*Your task*. Write only the number of lines in the entries below that contain the word "server".

*Exercise materials*.
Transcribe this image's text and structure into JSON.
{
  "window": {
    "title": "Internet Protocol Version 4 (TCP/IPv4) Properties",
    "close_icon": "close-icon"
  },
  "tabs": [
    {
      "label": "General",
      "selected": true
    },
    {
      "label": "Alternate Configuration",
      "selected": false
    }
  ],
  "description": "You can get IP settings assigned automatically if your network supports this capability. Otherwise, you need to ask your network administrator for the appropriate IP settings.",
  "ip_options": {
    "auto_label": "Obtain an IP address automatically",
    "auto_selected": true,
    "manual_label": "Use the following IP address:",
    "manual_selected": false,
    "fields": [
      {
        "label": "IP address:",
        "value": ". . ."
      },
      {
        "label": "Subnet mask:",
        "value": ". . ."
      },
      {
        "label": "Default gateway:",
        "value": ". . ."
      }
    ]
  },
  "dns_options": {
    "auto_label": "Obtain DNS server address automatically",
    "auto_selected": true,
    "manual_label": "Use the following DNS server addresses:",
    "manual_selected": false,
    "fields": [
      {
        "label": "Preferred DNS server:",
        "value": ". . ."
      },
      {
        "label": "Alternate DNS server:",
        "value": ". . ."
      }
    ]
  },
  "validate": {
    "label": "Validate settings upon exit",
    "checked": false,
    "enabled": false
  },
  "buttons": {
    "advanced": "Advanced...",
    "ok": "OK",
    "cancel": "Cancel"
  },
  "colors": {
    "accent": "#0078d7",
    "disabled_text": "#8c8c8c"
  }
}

*Result for this task*. 4